Once we satisfy our urge, we're left in what Loewenstein calls a "neutral hedonic state." Basically, we are stuffed with the intellectual equivalent of Thanksgiving turkey, with brains uninterested in anything but napping. This may be why the virtual experiences of our students seem so hollow. Everything is easy to figure out by Googling it; we never get to prolong the heady rush of curiosity.
How can we transfuse this magic elixir into our national bloodstream? Unfortunately, from an institutional perspective, we can't. The moment curiosity is codified in institutional bureaucracy, it dies. True curiosity isn't derived from external sources—it has to come from within. We can nurture it with environmental factors, but can't create it.

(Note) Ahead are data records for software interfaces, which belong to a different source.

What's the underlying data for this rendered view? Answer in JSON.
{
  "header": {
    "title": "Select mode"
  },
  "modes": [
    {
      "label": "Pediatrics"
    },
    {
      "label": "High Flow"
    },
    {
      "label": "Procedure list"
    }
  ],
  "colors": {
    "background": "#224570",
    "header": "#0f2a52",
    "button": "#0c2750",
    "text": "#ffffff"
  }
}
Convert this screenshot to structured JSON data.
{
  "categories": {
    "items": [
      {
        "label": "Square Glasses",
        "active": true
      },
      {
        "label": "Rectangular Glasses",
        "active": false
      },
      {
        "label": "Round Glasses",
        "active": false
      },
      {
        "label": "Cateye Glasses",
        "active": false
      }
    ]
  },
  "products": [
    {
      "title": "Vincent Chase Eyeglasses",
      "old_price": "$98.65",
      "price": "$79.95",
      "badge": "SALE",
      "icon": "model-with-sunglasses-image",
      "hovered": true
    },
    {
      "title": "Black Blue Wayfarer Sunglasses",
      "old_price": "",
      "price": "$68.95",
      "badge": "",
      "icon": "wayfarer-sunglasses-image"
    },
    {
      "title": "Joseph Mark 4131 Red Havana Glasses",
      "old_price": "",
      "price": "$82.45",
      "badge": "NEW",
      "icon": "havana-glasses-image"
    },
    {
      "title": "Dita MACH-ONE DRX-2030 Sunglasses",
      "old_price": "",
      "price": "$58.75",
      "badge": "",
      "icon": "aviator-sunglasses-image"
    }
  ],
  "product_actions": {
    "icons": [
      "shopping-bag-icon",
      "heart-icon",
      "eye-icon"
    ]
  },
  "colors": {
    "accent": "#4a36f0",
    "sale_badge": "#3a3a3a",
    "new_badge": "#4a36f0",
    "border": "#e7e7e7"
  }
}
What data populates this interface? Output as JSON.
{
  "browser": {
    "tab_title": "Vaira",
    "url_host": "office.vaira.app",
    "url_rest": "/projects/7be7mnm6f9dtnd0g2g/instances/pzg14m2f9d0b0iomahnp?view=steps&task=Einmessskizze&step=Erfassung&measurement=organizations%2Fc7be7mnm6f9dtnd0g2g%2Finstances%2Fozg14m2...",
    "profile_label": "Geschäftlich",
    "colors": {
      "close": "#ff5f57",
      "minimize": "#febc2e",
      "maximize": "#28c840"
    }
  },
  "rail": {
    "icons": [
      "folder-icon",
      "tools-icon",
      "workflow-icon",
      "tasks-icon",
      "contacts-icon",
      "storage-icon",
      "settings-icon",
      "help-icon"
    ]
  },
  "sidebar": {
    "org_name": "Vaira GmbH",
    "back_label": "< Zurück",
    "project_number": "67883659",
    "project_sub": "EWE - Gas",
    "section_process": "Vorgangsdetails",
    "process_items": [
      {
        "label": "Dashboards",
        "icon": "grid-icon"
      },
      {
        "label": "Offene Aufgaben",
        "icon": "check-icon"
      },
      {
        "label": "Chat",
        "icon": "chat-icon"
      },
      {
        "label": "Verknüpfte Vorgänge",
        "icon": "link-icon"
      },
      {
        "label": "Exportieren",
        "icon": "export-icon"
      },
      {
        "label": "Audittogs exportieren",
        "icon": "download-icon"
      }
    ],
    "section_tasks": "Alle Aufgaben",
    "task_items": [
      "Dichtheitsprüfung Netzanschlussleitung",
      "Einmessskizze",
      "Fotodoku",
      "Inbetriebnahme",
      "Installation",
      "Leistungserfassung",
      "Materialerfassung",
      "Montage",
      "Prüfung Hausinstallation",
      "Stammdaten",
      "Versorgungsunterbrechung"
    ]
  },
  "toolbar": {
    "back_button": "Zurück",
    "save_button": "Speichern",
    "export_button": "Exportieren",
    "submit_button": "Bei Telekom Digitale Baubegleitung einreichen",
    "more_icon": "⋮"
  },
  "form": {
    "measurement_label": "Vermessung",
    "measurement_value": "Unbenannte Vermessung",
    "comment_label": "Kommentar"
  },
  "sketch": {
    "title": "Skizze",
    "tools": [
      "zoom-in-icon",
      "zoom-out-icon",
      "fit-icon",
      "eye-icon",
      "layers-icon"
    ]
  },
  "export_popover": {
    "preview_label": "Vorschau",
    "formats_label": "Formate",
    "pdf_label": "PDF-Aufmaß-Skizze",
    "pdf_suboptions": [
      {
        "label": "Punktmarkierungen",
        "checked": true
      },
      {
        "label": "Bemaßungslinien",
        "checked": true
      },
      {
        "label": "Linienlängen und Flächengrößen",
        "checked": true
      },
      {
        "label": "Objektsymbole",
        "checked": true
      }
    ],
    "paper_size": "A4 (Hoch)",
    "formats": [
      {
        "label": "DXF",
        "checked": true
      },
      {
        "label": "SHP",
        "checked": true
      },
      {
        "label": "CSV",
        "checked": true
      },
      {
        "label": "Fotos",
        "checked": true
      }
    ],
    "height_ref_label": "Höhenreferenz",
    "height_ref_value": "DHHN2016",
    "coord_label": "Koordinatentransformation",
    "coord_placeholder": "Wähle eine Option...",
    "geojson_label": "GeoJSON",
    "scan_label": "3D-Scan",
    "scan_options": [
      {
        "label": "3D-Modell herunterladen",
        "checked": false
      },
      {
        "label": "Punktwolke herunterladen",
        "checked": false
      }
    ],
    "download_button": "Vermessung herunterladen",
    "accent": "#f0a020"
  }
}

There isn't much professional development in promoting curiosity in the classroom. Especially for schools that serve students from socioeconomic backgrounds that are traditionally underperforming, notions about curiosity research or development of inquisitiveness seem like well-intentioned but superfluous pipe dreams.
What our struggling students need, educational policy seems to say, is more time in school, more assessment, more-pervasive testing, and bureaucratic intervention.
Curiosity, it can appear, is a luxury the poor can ill afford; better for them to buckle down and get the basic, requisite skills to bootstrap themselves out of poverty and into gainful employment.
School could be a place for all students to experience unrestricted curiosity, but it isn't.
I was once a math and science teacher at a crowded urban middle school in Los Angeles. I exhausted myself trying to teach students a modicum of skills. Like other teachers, I put in obscenely long days working predominantly with students from poor neighborhoods, trying to impart a basic understanding of the math and science principles the kids would need for any shot at college-track classes in high school. What I didn't do was expose math and science for what they are—two of the last great frontiers for the insatiably curious, realms where imagination and dreams can intuit whole new worlds, places where wondering—wonderment—is the only tool you really need.
For students to be curious, they must feel worthy of seeking. They must feel entitled to ask questions and encouraged to stray, to explore, to seek. But what about the children who have had their curiosity dulled by the digital age; or for whom time to wander and wonder isn't a reality; or who have more-demanding, practical concerns than being curious about the world? How can we help them?
The ones who want to learn are easy. The question that stares us in the face every day is how to help all students, especially those for whom curiosity is in short supply.
The only rational answer to the conundrum of curiosity is to disengage our educational system from standardized testing and common curricula. Curiosity does not hold up well under intense expectation. Give agency to teachers, with the explicit message to slow down and provide students time to wonder and be curious.
Counterintuitively, our role as teachers is not to provide answers. Our role is to give time and free rein to inherent curiosity and questions, and let our students exist in the heightened state of hungering for knowledge.
Vol. 33, Issue 33, Pages 22-23